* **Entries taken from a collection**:
§ §
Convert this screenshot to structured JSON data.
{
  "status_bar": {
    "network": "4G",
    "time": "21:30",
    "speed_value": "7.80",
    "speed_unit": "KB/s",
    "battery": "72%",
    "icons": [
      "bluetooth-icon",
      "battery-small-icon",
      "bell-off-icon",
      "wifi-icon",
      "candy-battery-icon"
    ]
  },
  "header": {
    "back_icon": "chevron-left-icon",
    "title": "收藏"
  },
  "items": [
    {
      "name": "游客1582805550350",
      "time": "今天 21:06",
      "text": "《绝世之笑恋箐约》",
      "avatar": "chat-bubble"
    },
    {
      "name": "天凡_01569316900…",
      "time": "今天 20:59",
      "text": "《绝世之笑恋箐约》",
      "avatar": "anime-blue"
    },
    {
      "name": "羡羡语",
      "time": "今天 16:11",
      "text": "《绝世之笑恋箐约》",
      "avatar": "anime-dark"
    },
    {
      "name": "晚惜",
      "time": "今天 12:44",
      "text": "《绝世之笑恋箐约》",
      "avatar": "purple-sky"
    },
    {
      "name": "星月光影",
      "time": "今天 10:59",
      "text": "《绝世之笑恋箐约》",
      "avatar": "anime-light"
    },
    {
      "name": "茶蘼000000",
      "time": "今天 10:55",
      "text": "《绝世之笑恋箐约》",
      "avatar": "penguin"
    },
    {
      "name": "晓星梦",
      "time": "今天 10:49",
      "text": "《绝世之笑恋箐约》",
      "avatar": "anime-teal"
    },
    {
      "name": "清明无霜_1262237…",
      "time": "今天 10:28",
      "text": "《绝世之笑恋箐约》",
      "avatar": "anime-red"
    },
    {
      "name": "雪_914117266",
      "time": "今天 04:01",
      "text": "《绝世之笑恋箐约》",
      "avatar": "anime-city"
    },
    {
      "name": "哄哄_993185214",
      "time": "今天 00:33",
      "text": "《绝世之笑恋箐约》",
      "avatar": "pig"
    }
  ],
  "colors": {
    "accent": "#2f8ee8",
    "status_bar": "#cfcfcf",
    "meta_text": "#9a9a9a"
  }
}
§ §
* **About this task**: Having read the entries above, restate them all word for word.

* **Response to this exercise**:
Convert this screenshot to structured JSON data.
{
  "status_bar": {
    "network": "4G",
    "time": "21:30",
    "speed_value": "7.80",
    "speed_unit": "KB/s",
    "battery": "72%",
    "icons": [
      "bluetooth-icon",
      "battery-small-icon",
      "bell-off-icon",
      "wifi-icon",
      "candy-battery-icon"
    ]
  },
  "header": {
    "back_icon": "chevron-left-icon",
    "title": "收藏"
  },
  "items": [
    {
      "name": "游客1582805550350",
      "time": "今天 21:06",
      "text": "《绝世之笑恋箐约》",
      "avatar": "chat-bubble"
    },
    {
      "name": "天凡_01569316900…",
      "time": "今天 20:59",
      "text": "《绝世之笑恋箐约》",
      "avatar": "anime-blue"
    },
    {
      "name": "羡羡语",
      "time": "今天 16:11",
      "text": "《绝世之笑恋箐约》",
      "avatar": "anime-dark"
    },
    {
      "name": "晚惜",
      "time": "今天 12:44",
      "text": "《绝世之笑恋箐约》",
      "avatar": "purple-sky"
    },
    {
      "name": "星月光影",
      "time": "今天 10:59",
      "text": "《绝世之笑恋箐约》",
      "avatar": "anime-light"
    },
    {
      "name": "茶蘼000000",
      "time": "今天 10:55",
      "text": "《绝世之笑恋箐约》",
      "avatar": "penguin"
    },
    {
      "name": "晓星梦",
      "time": "今天 10:49",
      "text": "《绝世之笑恋箐约》",
      "avatar": "anime-teal"
    },
    {
      "name": "清明无霜_1262237…",
      "time": "今天 10:28",
      "text": "《绝世之笑恋箐约》",
      "avatar": "anime-red"
    },
    {
      "name": "雪_914117266",
      "time": "今天 04:01",
      "text": "《绝世之笑恋箐约》",
      "avatar": "anime-city"
    },
    {
      "name": "哄哄_993185214",
      "time": "今天 00:33",
      "text": "《绝世之笑恋箐约》",
      "avatar": "pig"
    }
  ],
  "colors": {
    "accent": "#2f8ee8",
    "status_bar": "#cfcfcf",
    "meta_text": "#9a9a9a"
  }
}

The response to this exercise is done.